SPECTER: Yes, I think he can be, and will be. I think the president is entitled to great latitude in the selection of his Cabinet officers. And I know John Ashcroft very well. He’s a first-rate lawyer. He was attorney general of Missouri.
As economists, we want to express to Congress our great concern for the plan proposed by Treasury Secretary Paulson to deal with the financial crisis. We are well aware of the difficulty of the current financial situation and we agree with the need for bold action to ensure that the financial system continues to function. We see three fatal pitfalls in the currently proposed plan:
1) Its fairness. The plan is a subsidy to investors at taxpayers' expense. Investors who took risks to earn profits must also bear the losses. Not every business failure carries systemic risk. The government can ensure a well-functioning financial industry, able to make new loans to creditworthy borrowers, without bailing out particular investors and institutions whose choices proved unwise.
2) Its ambiguity. Neither the mission of the new agency nor its oversight are clear. If taxpayers are to buy illiquid and opaque assets from troubled sellers, the terms, occasions, and methods of such purchases must be crystal clear ahead of time and carefully monitored afterwards.
3) Its long-term effects. If the plan is enacted, its effects will be with us for a generation. For all their recent troubles, America's dynamic and innovative private capital markets have brought the nation unparalleled prosperity. Fundamentally weakening those markets in order to calm short-run disruptions is desperately short-sighted.

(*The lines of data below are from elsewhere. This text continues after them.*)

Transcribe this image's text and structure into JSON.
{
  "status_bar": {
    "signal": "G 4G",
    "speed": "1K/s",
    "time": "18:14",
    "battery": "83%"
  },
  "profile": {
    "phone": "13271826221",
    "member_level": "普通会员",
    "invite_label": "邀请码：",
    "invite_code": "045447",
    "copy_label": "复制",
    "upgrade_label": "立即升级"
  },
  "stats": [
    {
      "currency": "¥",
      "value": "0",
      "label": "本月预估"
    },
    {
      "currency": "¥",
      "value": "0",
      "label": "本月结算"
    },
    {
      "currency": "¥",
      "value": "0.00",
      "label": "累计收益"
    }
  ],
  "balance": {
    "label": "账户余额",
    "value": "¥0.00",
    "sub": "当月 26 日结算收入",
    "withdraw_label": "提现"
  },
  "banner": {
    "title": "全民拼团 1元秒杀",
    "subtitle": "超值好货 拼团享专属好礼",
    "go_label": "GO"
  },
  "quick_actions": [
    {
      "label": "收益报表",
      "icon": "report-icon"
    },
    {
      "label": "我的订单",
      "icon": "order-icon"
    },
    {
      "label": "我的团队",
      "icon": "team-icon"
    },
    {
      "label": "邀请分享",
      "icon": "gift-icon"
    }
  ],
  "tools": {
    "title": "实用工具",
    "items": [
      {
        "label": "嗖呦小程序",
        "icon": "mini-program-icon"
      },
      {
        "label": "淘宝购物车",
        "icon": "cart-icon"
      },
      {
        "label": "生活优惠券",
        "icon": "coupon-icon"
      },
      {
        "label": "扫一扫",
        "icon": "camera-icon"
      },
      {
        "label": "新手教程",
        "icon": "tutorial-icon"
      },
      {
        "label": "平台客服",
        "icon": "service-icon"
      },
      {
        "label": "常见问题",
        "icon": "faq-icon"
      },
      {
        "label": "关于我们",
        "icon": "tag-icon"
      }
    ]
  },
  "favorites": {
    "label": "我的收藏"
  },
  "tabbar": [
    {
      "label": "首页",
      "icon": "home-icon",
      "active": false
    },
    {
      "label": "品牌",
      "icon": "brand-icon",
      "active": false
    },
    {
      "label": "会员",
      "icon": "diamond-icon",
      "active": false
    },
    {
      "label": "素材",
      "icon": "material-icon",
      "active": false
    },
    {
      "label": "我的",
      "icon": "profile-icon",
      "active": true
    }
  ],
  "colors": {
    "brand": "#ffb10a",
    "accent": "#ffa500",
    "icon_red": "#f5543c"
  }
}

For these reasons we ask Congress not to rush, to hold appropriate hearings, and to carefully consider the right course of action, and to wisely determine the future of the financial industry and the U.S. economy for years to come.
As the Wall Street meltdown causes John McCain to throw in the towel and George Bush attempts to pull off the biggest heist in history, it's becoming clear that pushing any bailout legislation too far, too fast, could be a total disaster for our country. The Democrats need to listen to people who really know economics, keep a tight leash on Henry Paulson and Ben Bernanke, say no to Disaster Capitalism and take the time to get this right the first time.
The list of economists who signed the letter is below the fold.